— Work task —
Which lines in the data below contain the word "chevron"? Copy each of them.

***** Data for this task

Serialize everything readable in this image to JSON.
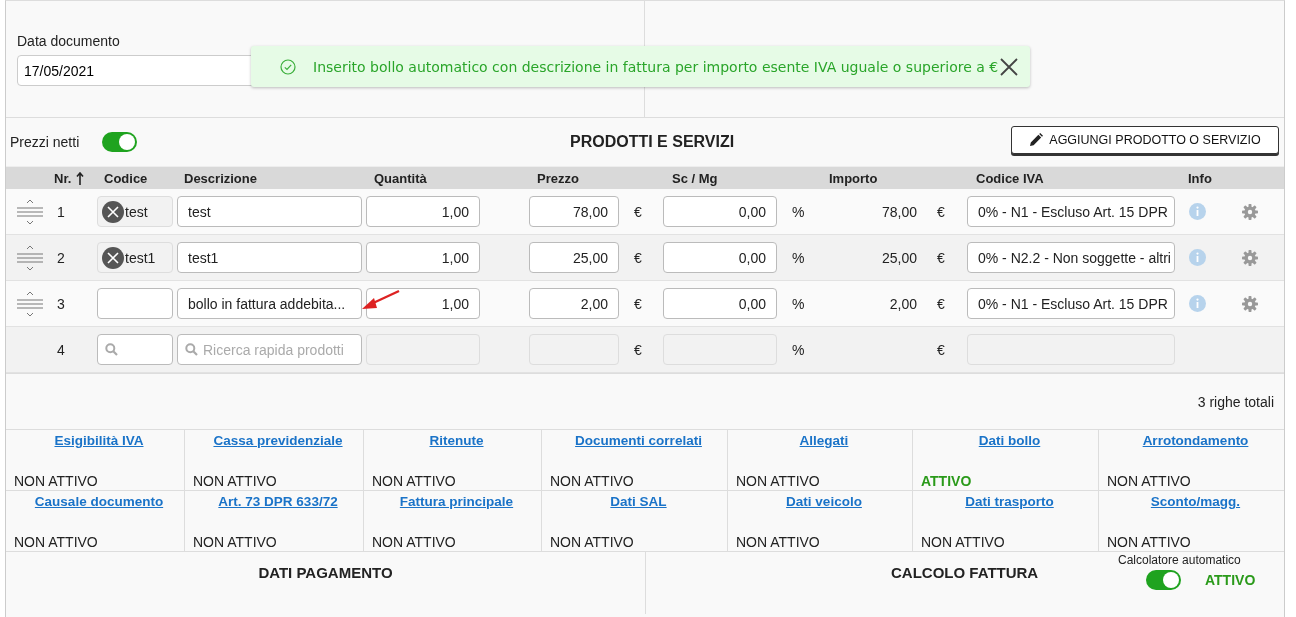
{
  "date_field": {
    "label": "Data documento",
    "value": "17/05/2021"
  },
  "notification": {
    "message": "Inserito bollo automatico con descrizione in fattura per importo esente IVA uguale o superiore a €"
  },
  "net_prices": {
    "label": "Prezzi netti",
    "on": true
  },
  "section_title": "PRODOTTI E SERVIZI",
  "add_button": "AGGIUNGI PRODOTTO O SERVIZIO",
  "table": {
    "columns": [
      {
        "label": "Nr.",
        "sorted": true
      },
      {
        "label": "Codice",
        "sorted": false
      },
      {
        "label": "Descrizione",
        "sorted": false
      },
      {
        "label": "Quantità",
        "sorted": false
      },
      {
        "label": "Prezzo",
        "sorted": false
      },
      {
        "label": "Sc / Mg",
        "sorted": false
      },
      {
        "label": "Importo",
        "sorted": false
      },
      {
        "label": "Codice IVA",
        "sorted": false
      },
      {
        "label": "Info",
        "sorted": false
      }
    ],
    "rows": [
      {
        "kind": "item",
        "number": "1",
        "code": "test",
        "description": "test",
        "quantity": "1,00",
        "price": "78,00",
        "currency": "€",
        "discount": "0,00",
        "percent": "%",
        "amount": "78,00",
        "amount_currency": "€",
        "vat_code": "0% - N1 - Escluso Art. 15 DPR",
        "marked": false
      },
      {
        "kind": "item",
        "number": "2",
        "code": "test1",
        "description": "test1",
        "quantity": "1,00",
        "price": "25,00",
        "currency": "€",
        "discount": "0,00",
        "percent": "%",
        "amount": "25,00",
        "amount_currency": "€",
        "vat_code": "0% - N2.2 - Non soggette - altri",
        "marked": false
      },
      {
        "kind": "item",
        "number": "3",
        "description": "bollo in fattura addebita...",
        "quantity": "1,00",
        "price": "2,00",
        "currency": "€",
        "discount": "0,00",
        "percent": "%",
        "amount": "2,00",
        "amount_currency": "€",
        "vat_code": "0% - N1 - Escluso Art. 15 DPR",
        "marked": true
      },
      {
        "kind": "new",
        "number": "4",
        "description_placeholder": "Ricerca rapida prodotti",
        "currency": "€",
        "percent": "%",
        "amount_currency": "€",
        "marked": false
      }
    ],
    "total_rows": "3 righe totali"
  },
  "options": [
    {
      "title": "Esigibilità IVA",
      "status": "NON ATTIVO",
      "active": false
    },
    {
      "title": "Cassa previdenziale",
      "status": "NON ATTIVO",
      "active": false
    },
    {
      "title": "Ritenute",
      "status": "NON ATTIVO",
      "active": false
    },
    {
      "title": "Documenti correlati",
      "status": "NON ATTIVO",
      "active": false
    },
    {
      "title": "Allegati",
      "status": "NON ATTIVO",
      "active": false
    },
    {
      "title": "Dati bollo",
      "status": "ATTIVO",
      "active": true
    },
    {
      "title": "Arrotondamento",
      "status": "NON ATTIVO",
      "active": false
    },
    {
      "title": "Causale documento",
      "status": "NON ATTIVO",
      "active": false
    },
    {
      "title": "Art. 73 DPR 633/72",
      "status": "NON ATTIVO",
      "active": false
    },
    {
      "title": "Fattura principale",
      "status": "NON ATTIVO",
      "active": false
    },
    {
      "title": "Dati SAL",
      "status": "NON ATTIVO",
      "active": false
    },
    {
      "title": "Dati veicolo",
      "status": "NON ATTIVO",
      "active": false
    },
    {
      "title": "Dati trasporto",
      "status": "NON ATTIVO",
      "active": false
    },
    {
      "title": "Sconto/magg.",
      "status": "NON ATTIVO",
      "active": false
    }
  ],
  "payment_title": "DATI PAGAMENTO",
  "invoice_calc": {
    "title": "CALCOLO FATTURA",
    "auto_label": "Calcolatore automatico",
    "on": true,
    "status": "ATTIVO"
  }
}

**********
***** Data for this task

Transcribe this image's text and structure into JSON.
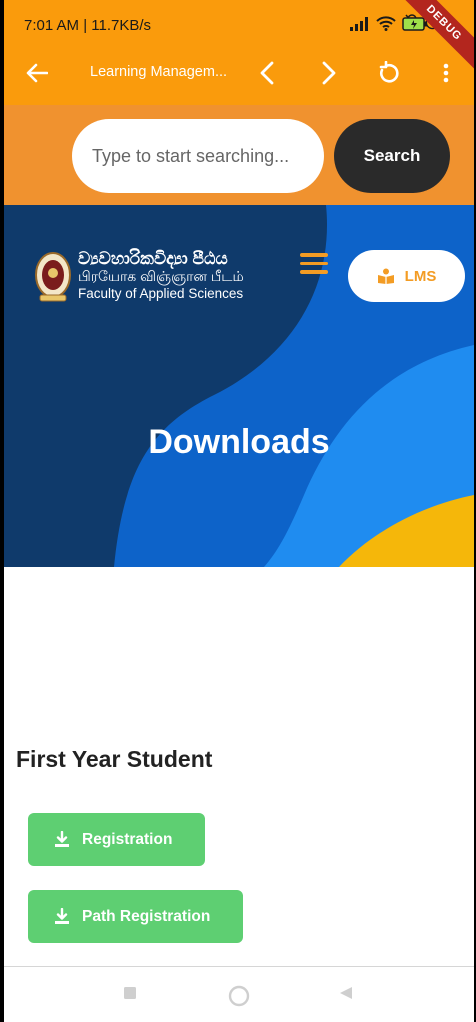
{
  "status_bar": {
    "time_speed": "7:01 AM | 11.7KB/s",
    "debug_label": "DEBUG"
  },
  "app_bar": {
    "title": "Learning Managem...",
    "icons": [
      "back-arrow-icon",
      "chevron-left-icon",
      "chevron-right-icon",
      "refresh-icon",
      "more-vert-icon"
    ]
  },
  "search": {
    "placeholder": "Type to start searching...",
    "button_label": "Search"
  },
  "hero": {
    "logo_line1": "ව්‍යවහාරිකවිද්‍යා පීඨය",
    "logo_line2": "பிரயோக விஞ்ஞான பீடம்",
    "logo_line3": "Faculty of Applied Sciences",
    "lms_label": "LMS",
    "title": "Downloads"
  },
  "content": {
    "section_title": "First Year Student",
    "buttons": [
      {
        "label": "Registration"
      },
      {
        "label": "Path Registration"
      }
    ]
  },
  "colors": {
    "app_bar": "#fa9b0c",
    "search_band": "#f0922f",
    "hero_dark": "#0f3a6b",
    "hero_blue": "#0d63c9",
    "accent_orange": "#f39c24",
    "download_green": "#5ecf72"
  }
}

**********

— Exercise solution —
      "chevron-left-icon",
      "chevron-right-icon",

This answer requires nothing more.